■ **WHAT TO PRODUCE**
Using the records provided below, locate and copy each line that contains the word "Stanisław".

■ **INFORMATION**
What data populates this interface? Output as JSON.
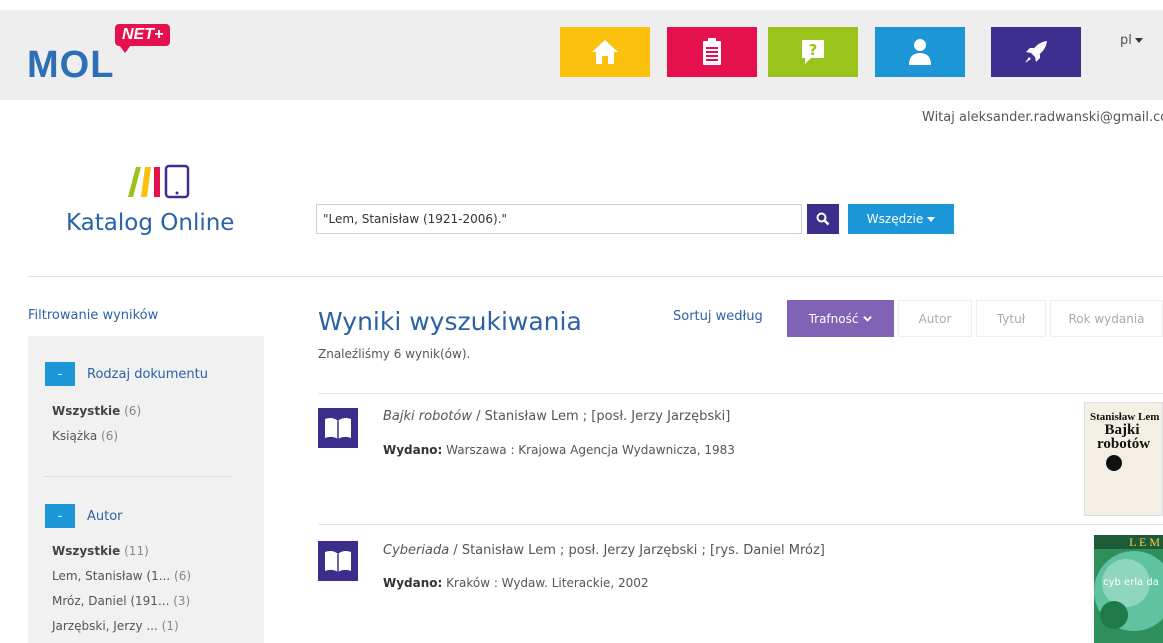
{
  "header": {
    "logo_text": "MOL",
    "logo_badge": "NET+",
    "nav": [
      {
        "name": "home",
        "color": "#fbc10d",
        "icon": "home-icon"
      },
      {
        "name": "clipboard",
        "color": "#e5114e",
        "icon": "clipboard-icon"
      },
      {
        "name": "help",
        "color": "#9ac31c",
        "icon": "question-icon"
      },
      {
        "name": "account",
        "color": "#1c96d6",
        "icon": "user-icon"
      },
      {
        "name": "launch",
        "color": "#3d2f8f",
        "icon": "rocket-icon"
      }
    ],
    "language": "pl",
    "welcome": "Witaj aleksander.radwanski@gmail.com"
  },
  "catalog": {
    "title": "Katalog Online",
    "logo_colors": [
      "#9ac31c",
      "#fbc10d",
      "#e5114e",
      "#3d2f8f"
    ]
  },
  "search": {
    "value": "\"Lem, Stanisław (1921-2006).\"",
    "scope_label": "Wszędzie"
  },
  "sidebar": {
    "title": "Filtrowanie wyników",
    "facets": [
      {
        "toggle": "-",
        "label": "Rodzaj dokumentu",
        "items": [
          {
            "label": "Wszystkie",
            "count": "(6)"
          },
          {
            "label": "Książka",
            "count": "(6)"
          }
        ]
      },
      {
        "toggle": "-",
        "label": "Autor",
        "items": [
          {
            "label": "Wszystkie",
            "count": "(11)"
          },
          {
            "label": "Lem, Stanisław (1...",
            "count": "(6)"
          },
          {
            "label": "Mróz, Daniel (191...",
            "count": "(3)"
          },
          {
            "label": "Jarzębski, Jerzy ...",
            "count": "(1)"
          }
        ]
      }
    ]
  },
  "results": {
    "title": "Wyniki wyszukiwania",
    "count_text": "Znaleźliśmy 6 wynik(ów).",
    "sort_label": "Sortuj według",
    "sort_options": [
      "Trafność",
      "Autor",
      "Tytuł",
      "Rok wydania"
    ],
    "published_label": "Wydano:",
    "items": [
      {
        "title": "Bajki robotów",
        "rest": " / Stanisław Lem ; [posł. Jerzy Jarzębski]",
        "published": "Warszawa : Krajowa Agencja Wydawnicza, 1983",
        "cover_author": "Stanisław Lem",
        "cover_title": "Bajki robotów"
      },
      {
        "title": "Cyberiada",
        "rest": " / Stanisław Lem ; posł. Jerzy Jarzębski ; [rys. Daniel Mróz]",
        "published": "Kraków : Wydaw. Literackie, 2002",
        "cover_author": "L E M",
        "cover_title": "cyb erla da"
      }
    ]
  }
}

■ **ANSWER AREA**
    "value": "\"Lem, Stanisław (1921-2006).\"",
            "label": "Lem, Stanisław (1...",
        "rest": " / Stanisław Lem ; [posł. Jerzy Jarzębski]",
        "cover_author": "Stanisław Lem",
        "rest": " / Stanisław Lem ; posł. Jerzy Jarzębski ; [rys. Daniel Mróz]",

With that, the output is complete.